Great article on BreakingNews.ie recently which I've just edited down to tell you about our local one in Ballintrillick.
A land rich in lore and legend. Steeped in story and myth. Where fairy forts dot sheep-speckled fields, the howl of the banshee strikes fear in the heart and the door to the other side hangs ever ajar.
(Bear with us)
Where stories of strange nocturnal goings-on and dealings with the ‘little people’ have long been used as a currency to make small children toe the line, and more importantly to pry another few quid from our US visitors.
“Come here to me,” said yer man, leaning conspiratorially closer, the smell of turf smoke and poteen potent in the air.
“Have ye been up to see the Magic Road?”
Yes, Ireland's 'magic roads' are 'a thing' - a stretch of roadway, usually well off the beaten track and hidden up a succession of byways and boreens, where if you stop the car and let the handbrake off, the vehicle will mysteriously and eerily roll uphill.
We joke you not.
Up. The. Hill.
The explanations for the magic road phenomenon vary depending on who you're talking to - and either fairies or 'magnetic fields' are often cited - but the real answer is pretty simple. It's an optical illusion, where the layout of the landscape makes it look like the slope is going one way, but in fact it's going the other.
So your eyes, rather than the fairies, are playing tricks on you.
Around the world, magic roads are known as 'gravity hills' or 'magnetic hills', and there are hundreds of them.

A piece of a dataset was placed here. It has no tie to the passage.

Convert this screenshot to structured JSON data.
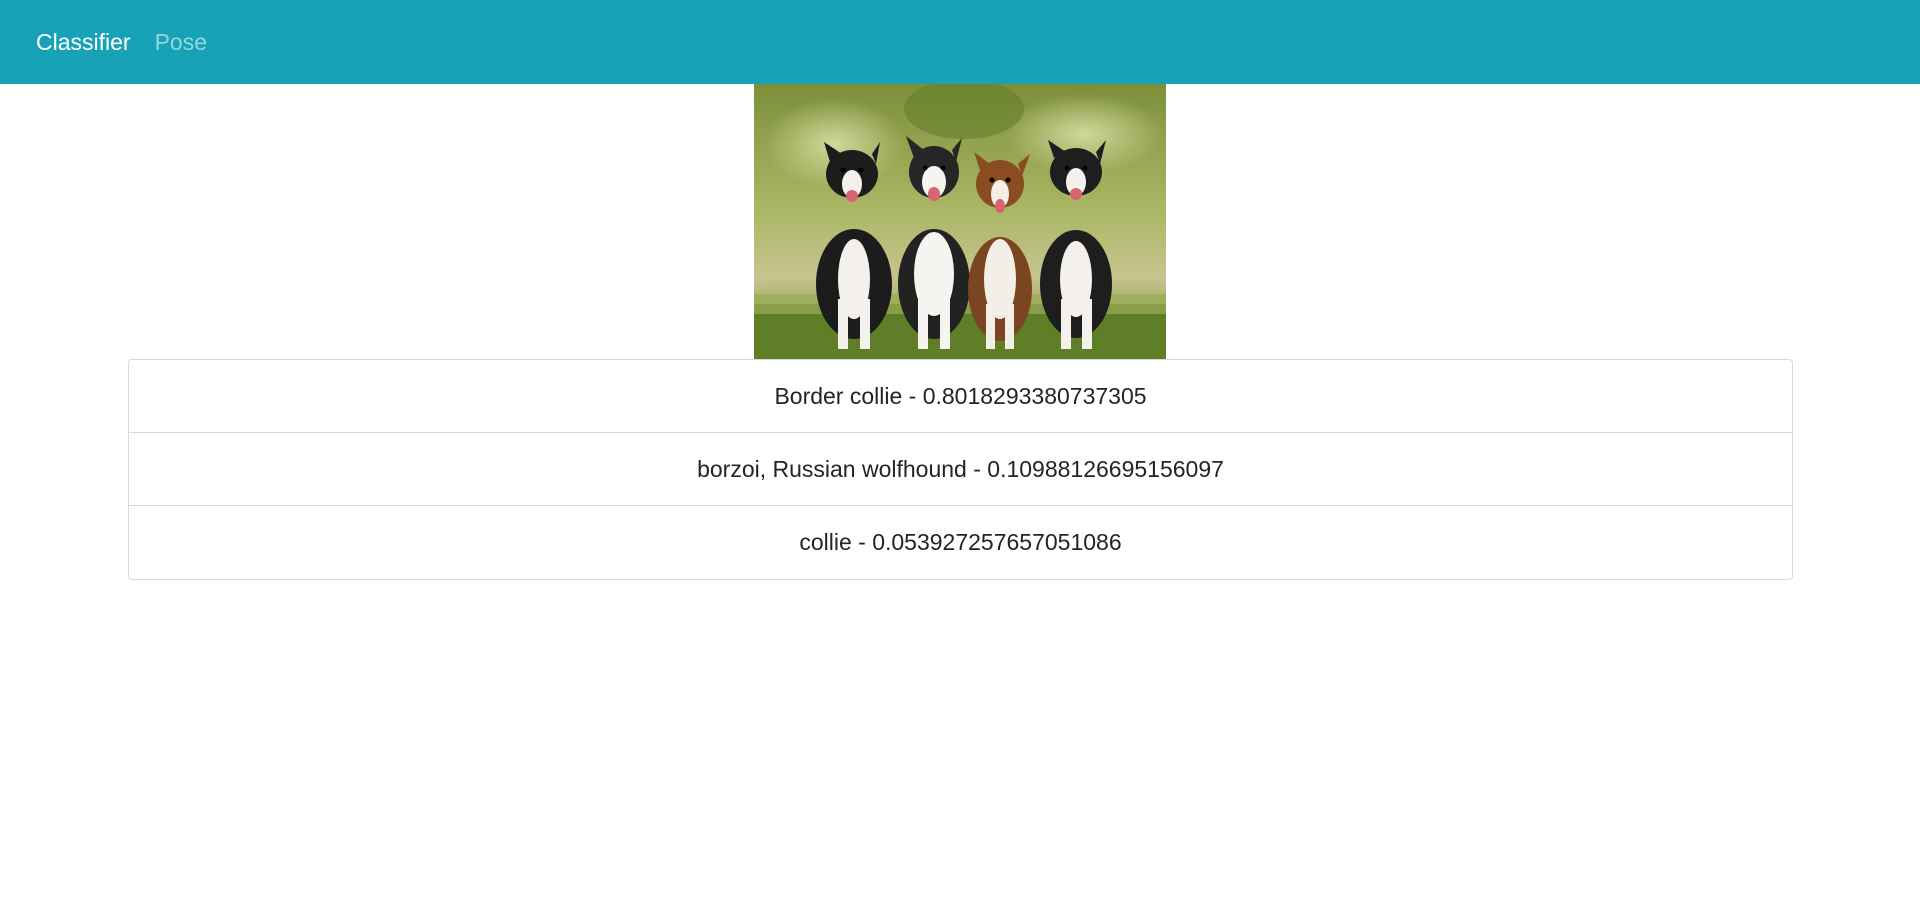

We have one beside us in the Gleniff Horseshoe. Honestly! Its very good!
View on Google maps here